By Tara Martin and James Watson
11 February 2016
(The Conversation) – When we think about adapting humanity to the challenges of climate change, it’s tempting to reach for technological solutions. We talk about seeding our oceans and clouds with compounds designed to trigger rain or increasing carbon uptake. We talk about building grand structures to protect our coastlines from rising sea levels and storm surges.
However, as we discuss in Nature Climate Change, our focus on these high-tech, heavily engineered solutions is blinding us to a much easier, cheaper, simpler and better solution to adaptation: look after our planet’s ecosystems, and they will look after us.
Biting the hand that feeds us
People are currently engaged in wholesale destruction of the systems that shelter us, clean our water, clean our air, feed us and protect us from extreme weather. Sometimes this destruction is carried out for the purpose of protecting us from the threats posed by climate change.
For example, in Melanesia’s low-lying islands, coral reefs are dynamited to provide the raw building materials for seawalls in an attempt to slow the impact of sea-level rise.
In many parts of the world, including Africa, Canada and Australia, drought has led to the opening up of intact forest systems, protected grasslands and prairies for grazing and agriculture.
Similarly, the threat of climate change has driven the development of more drought-tolerant crops that can survive climate variability, but these survival abilities also make those plant species more likely to become invasive.
On the surface, these might seem like sensible ways to reduce the impacts of climate change. But they are actually likely to contribute to climate change and increase its impact on people.
Sea walls and drought-tolerant crops do have a place in adapting to climate change: if they’re sensitive to ecosystems. For example, if storm protection is required on low-lying islands, don’t build a seawall from the coral reef that offers the island its only current protection. Bring in the concrete and steel needed to build it.
How ecosystems protect us
Intact coral reefs act as barriers against storm surges, reducing wave energy by an average of 97%. They are also a valuable source of protein that support local livelihoods.
Similarly, mangroves and seagrass beds provide a buffer zone against storms and reduce wave energy, as well as being a nursery for many of the fish and other marine creatures that our fishing industries are built on.
Intact forests supply a host of valuable ecosystem services that are not only taken for granted, but actively squandered when those forests are decimated by land clearing.
There is now clear evidence that intact forests have a positive influence on both planetary climate and local weather regimes. Forests also provide shelter from extreme weather events, and are home to a host of other valuable ecosystems that are important to human populations as sources of food, medicine and timber.
Forests play a key role in capturing, storing and sequestering carbon from the atmosphere, a role that will likely become increasingly important in avoiding the worst of climate change.
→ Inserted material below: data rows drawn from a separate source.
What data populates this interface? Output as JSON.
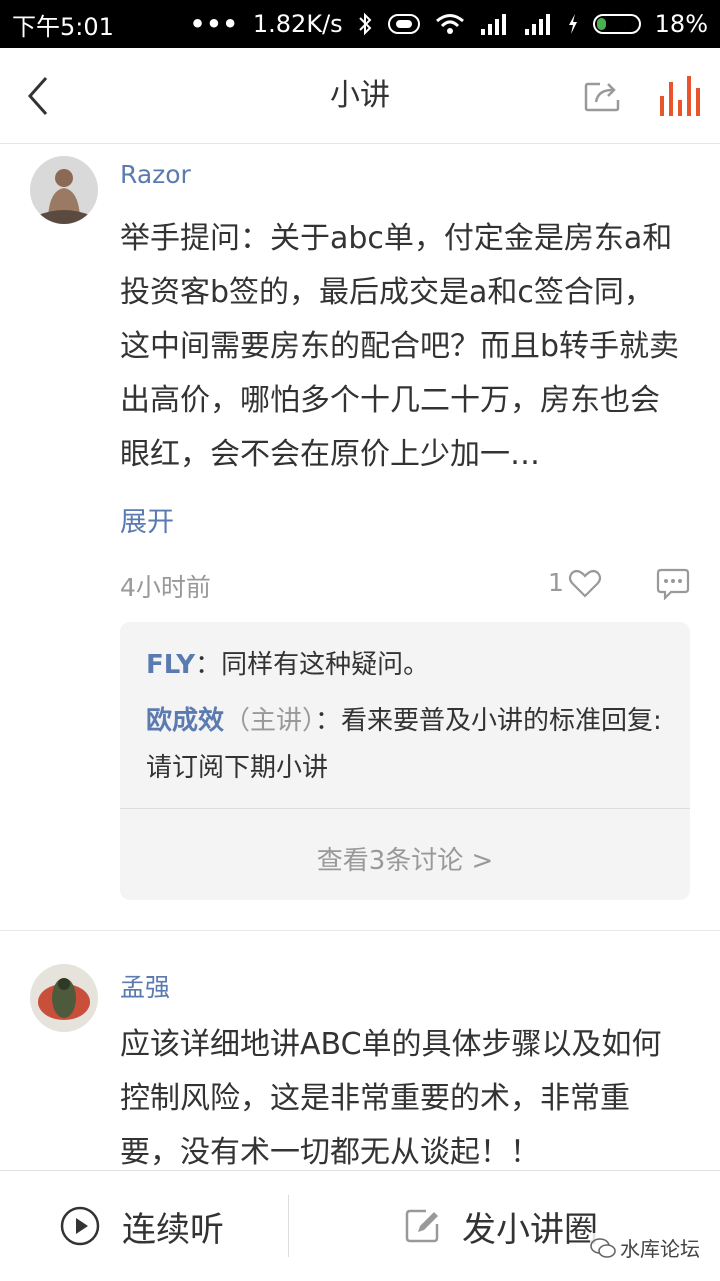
{
  "status_bar": {
    "time": "下午5:01",
    "dots": "•••",
    "speed": "1.82K/s",
    "battery": "18%"
  },
  "nav": {
    "title": "小讲"
  },
  "colors": {
    "accent_red": "#e8542c",
    "link_blue": "#5b7bb0",
    "battery_green": "#4caf50"
  },
  "posts": [
    {
      "author": "Razor",
      "content": "举手提问：关于abc单，付定金是房东a和投资客b签的，最后成交是a和c签合同，这中间需要房东的配合吧？而且b转手就卖出高价，哪怕多个十几二十万，房东也会眼红，会不会在原价上少加一…",
      "expand": "展开",
      "time": "4小时前",
      "likes": "1",
      "replies": [
        {
          "name": "FLY",
          "role": "",
          "sep": "：",
          "text": "同样有这种疑问。"
        },
        {
          "name": "欧成效",
          "role": "（主讲）",
          "sep": "：",
          "text": "看来要普及小讲的标准回复: 请订阅下期小讲"
        }
      ],
      "view_more": "查看3条讨论 >"
    },
    {
      "author": "孟强",
      "content": "应该详细地讲ABC单的具体步骤以及如何控制风险，这是非常重要的术，非常重要，没有术一切都无从谈起！！"
    }
  ],
  "bottom_bar": {
    "continuous_listen": "连续听",
    "post_circle": "发小讲圈"
  },
  "watermark": "水库论坛"
}
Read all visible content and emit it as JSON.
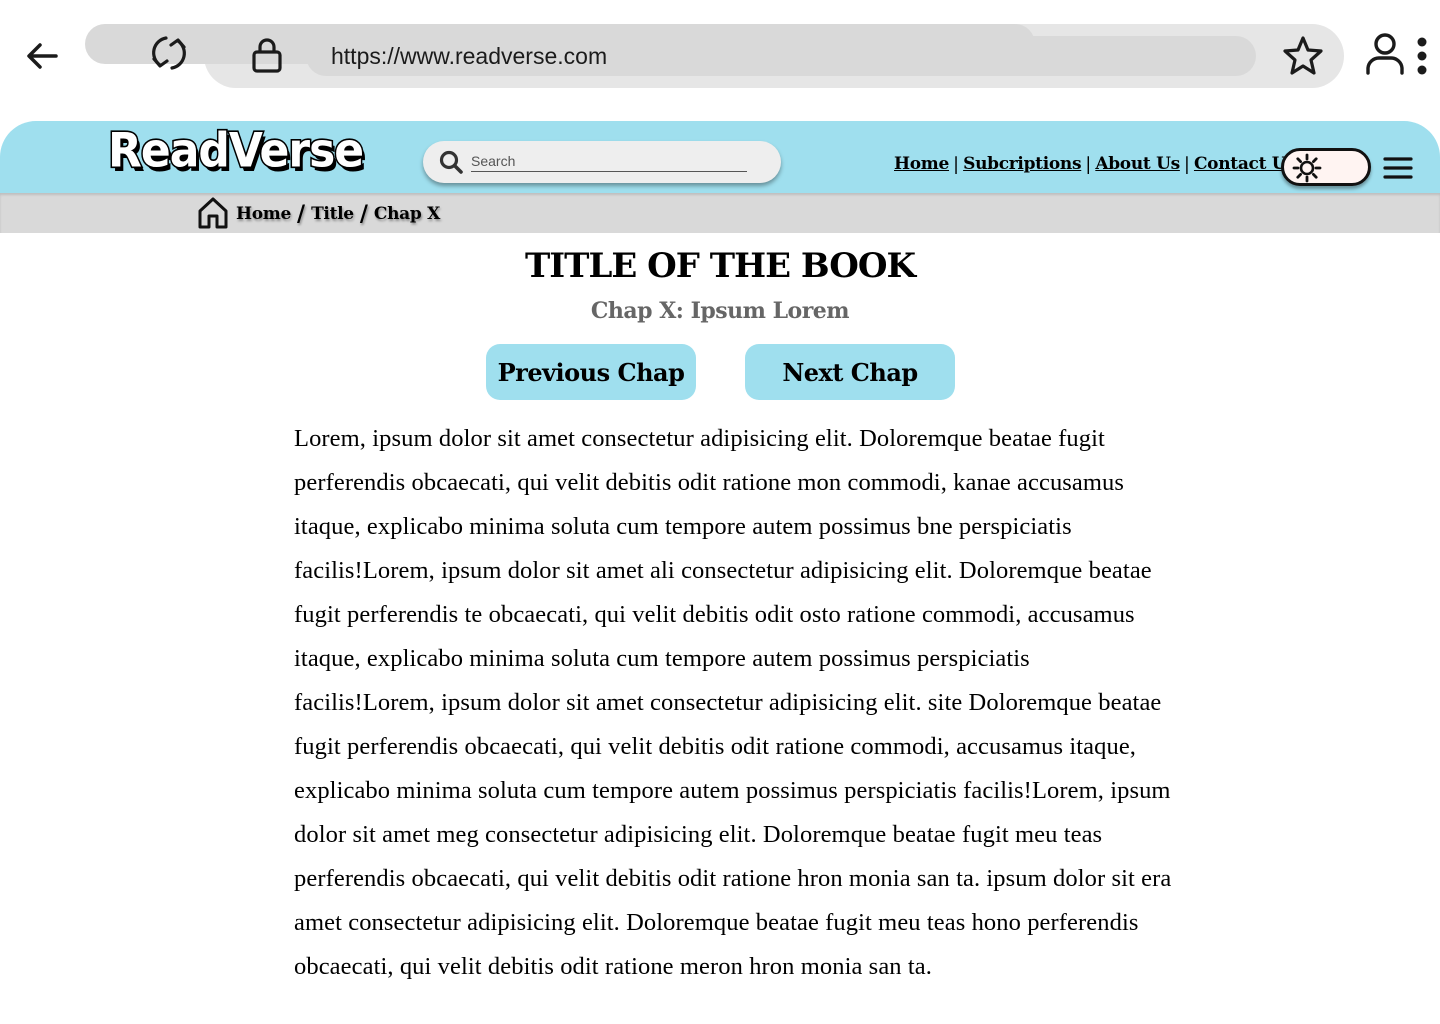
{
  "browser": {
    "url": "https://www.readverse.com",
    "icons": [
      "back-arrow-icon",
      "reload-icon",
      "lock-icon",
      "star-icon",
      "profile-icon",
      "more-dots-icon"
    ]
  },
  "header": {
    "logo": "ReadVerse",
    "search_placeholder": "Search",
    "nav": [
      "Home",
      "Subcriptions",
      "About Us",
      "Contact Us"
    ],
    "colors": {
      "accent": "#9fdfee",
      "crumb_bar": "#d9d9d9",
      "toggle_bg": "#fff4f2"
    }
  },
  "breadcrumb": {
    "items": [
      "Home",
      "Title",
      "Chap X"
    ],
    "separator": "/"
  },
  "book": {
    "title": "TITLE OF THE BOOK",
    "chapter": "Chap X: Ipsum Lorem",
    "prev_label": "Previous Chap",
    "next_label": "Next Chap",
    "text": "Lorem, ipsum dolor sit amet consectetur adipisicing elit. Doloremque beatae fugit perferendis obcaecati, qui velit debitis odit ratione mon commodi, kanae accusamus itaque, explicabo minima soluta cum tempore autem possimus bne perspiciatis facilis!Lorem, ipsum dolor sit amet ali consectetur adipisicing elit. Doloremque beatae fugit perferendis te obcaecati, qui velit debitis odit osto ratione commodi, accusamus itaque, explicabo minima soluta cum tempore autem possimus perspiciatis facilis!Lorem, ipsum dolor sit amet consectetur adipisicing elit. site Doloremque beatae fugit perferendis obcaecati, qui velit debitis odit ratione commodi, accusamus itaque, explicabo minima soluta cum tempore autem possimus perspiciatis facilis!Lorem, ipsum dolor sit amet meg consectetur adipisicing elit. Doloremque beatae fugit meu teas perferendis obcaecati, qui velit debitis odit ratione hron monia san ta. ipsum dolor sit era amet consectetur adipisicing elit. Doloremque beatae fugit meu teas hono perferendis obcaecati, qui velit debitis odit ratione meron hron monia san ta."
  }
}
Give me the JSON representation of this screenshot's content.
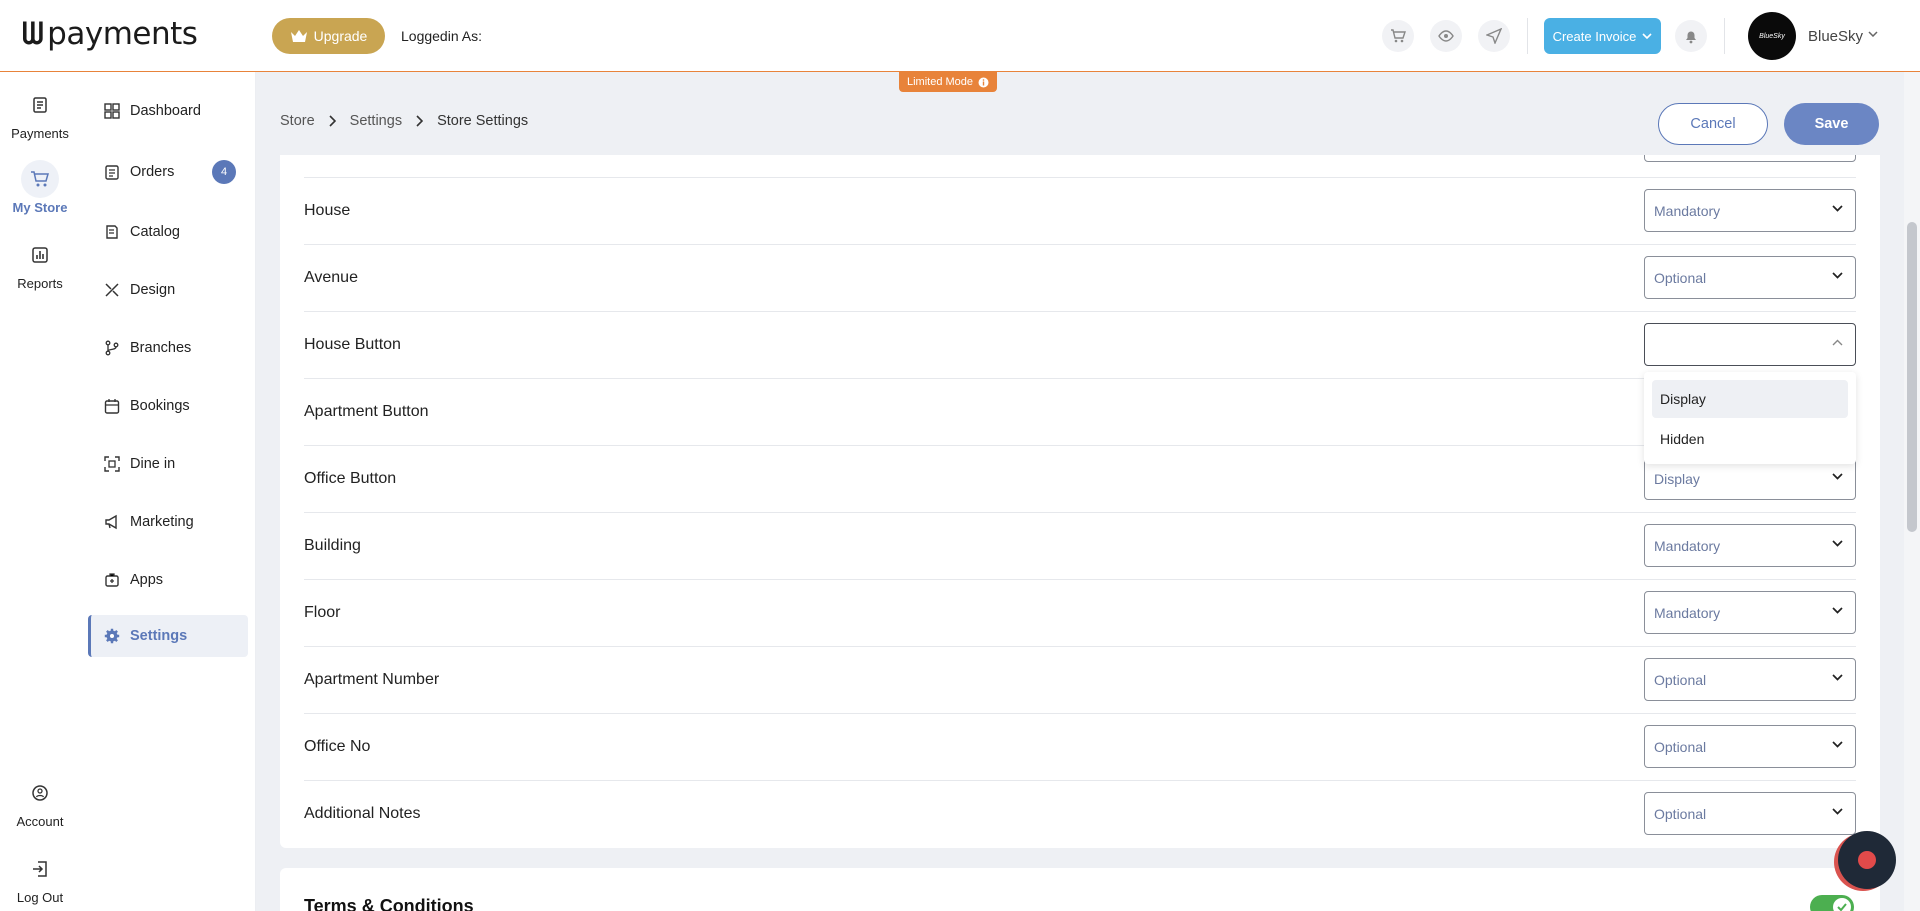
{
  "topbar": {
    "logo_text": "payments",
    "upgrade_label": "Upgrade",
    "logged_in_text": "Loggedin As:",
    "create_invoice_label": "Create Invoice",
    "avatar_text": "BlueSky",
    "user_name": "BlueSky",
    "limited_mode_label": "Limited Mode"
  },
  "rail": {
    "payments": "Payments",
    "my_store": "My Store",
    "reports": "Reports",
    "account": "Account",
    "logout": "Log Out"
  },
  "subnav": {
    "dashboard": "Dashboard",
    "orders": "Orders",
    "orders_badge": "4",
    "catalog": "Catalog",
    "design": "Design",
    "branches": "Branches",
    "bookings": "Bookings",
    "dine_in": "Dine in",
    "marketing": "Marketing",
    "apps": "Apps",
    "settings": "Settings"
  },
  "header": {
    "crumb_store": "Store",
    "crumb_settings": "Settings",
    "crumb_current": "Store Settings",
    "cancel_label": "Cancel",
    "save_label": "Save"
  },
  "fields": {
    "house": {
      "label": "House",
      "value": "Mandatory"
    },
    "avenue": {
      "label": "Avenue",
      "value": "Optional"
    },
    "house_button": {
      "label": "House Button",
      "value": ""
    },
    "apartment_button": {
      "label": "Apartment Button"
    },
    "office_button": {
      "label": "Office Button",
      "value": "Display"
    },
    "building": {
      "label": "Building",
      "value": "Mandatory"
    },
    "floor": {
      "label": "Floor",
      "value": "Mandatory"
    },
    "apartment_number": {
      "label": "Apartment Number",
      "value": "Optional"
    },
    "office_no": {
      "label": "Office No",
      "value": "Optional"
    },
    "additional_notes": {
      "label": "Additional Notes",
      "value": "Optional"
    }
  },
  "dropdown": {
    "options": [
      "Display",
      "Hidden"
    ]
  },
  "terms": {
    "title": "Terms & Conditions",
    "enabled": true
  }
}
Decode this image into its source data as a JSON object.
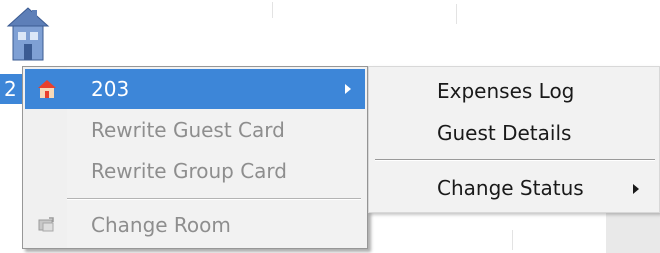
{
  "room_tile": {
    "icon": "house-icon",
    "label_partial": "2"
  },
  "context_menu": {
    "items": [
      {
        "label": "203",
        "icon": "house-icon",
        "state": "highlighted",
        "has_submenu": true
      },
      {
        "label": "Rewrite Guest Card",
        "state": "disabled"
      },
      {
        "label": "Rewrite Group Card",
        "state": "disabled"
      },
      {
        "label": "Change Room",
        "icon": "change-room-icon",
        "state": "disabled"
      }
    ]
  },
  "sub_menu": {
    "items": [
      {
        "label": "Expenses Log"
      },
      {
        "label": "Guest Details"
      },
      {
        "label": "Change Status",
        "has_submenu": true
      }
    ]
  },
  "colors": {
    "highlight": "#3d86d8",
    "menu_background": "#f2f2f2",
    "disabled_text": "#8e8e8e",
    "house_roof": "#e8402c"
  }
}
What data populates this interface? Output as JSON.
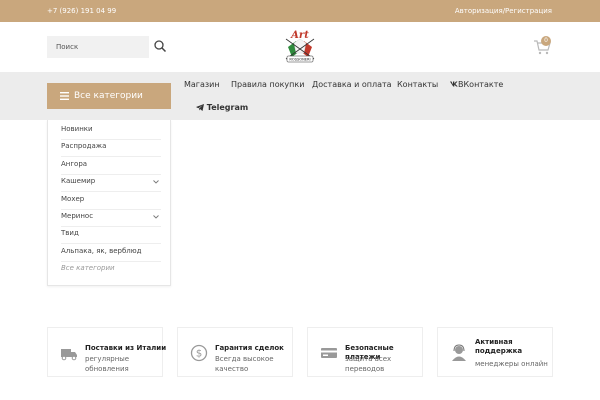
{
  "topbar": {
    "phone": "+7 (926) 191 04 99",
    "auth": "Авторизация/Регистрация"
  },
  "header": {
    "search_placeholder": "Поиск",
    "logo_text": "Art",
    "logo_sub": "ROSSONERI",
    "cart_count": "0"
  },
  "navbar": {
    "categories_label": "Все категории",
    "links": [
      "Магазин",
      "Правила покупки",
      "Доставка и оплата",
      "Контакты",
      "ВКонтакте",
      "Telegram"
    ]
  },
  "categories": {
    "items": [
      "Новинки",
      "Распродажа",
      "Ангора",
      "Кашемир",
      "Мохер",
      "Меринос",
      "Твид",
      "Альпака, як, верблюд"
    ],
    "all_label": "Все категории"
  },
  "features": [
    {
      "title": "Поставки из Италии",
      "subtitle": "регулярные обновления",
      "icon": "truck-icon"
    },
    {
      "title": "Гарантия сделок",
      "subtitle": "Всегда высокое качество",
      "icon": "dollar-icon"
    },
    {
      "title": "Безопасные платежи",
      "subtitle": "защита всех переводов",
      "icon": "card-icon"
    },
    {
      "title": "Активная поддержка",
      "subtitle": "менеджеры онлайн",
      "icon": "support-icon"
    }
  ],
  "colors": {
    "accent": "#c9a77d",
    "nav_bg": "#ececec"
  }
}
Yet we continue to decimate forests, woodlands and grasslands.
Northern Australia is home to the largest savannah on earth, containing enormous carbon stores and influencing both local and global climate. Despite its inherent value as a carbon store, there has been discussion around whether these northern regions might be opened up to become Australia’s new food bowl, putting those extensive carbon stories in jeopardy.
Cheaper than techno-solutions
ABSTRACT: Humans are adapting to climate change, but often in ways that further compound our effects on nature, and in turn the impact of climate change on us.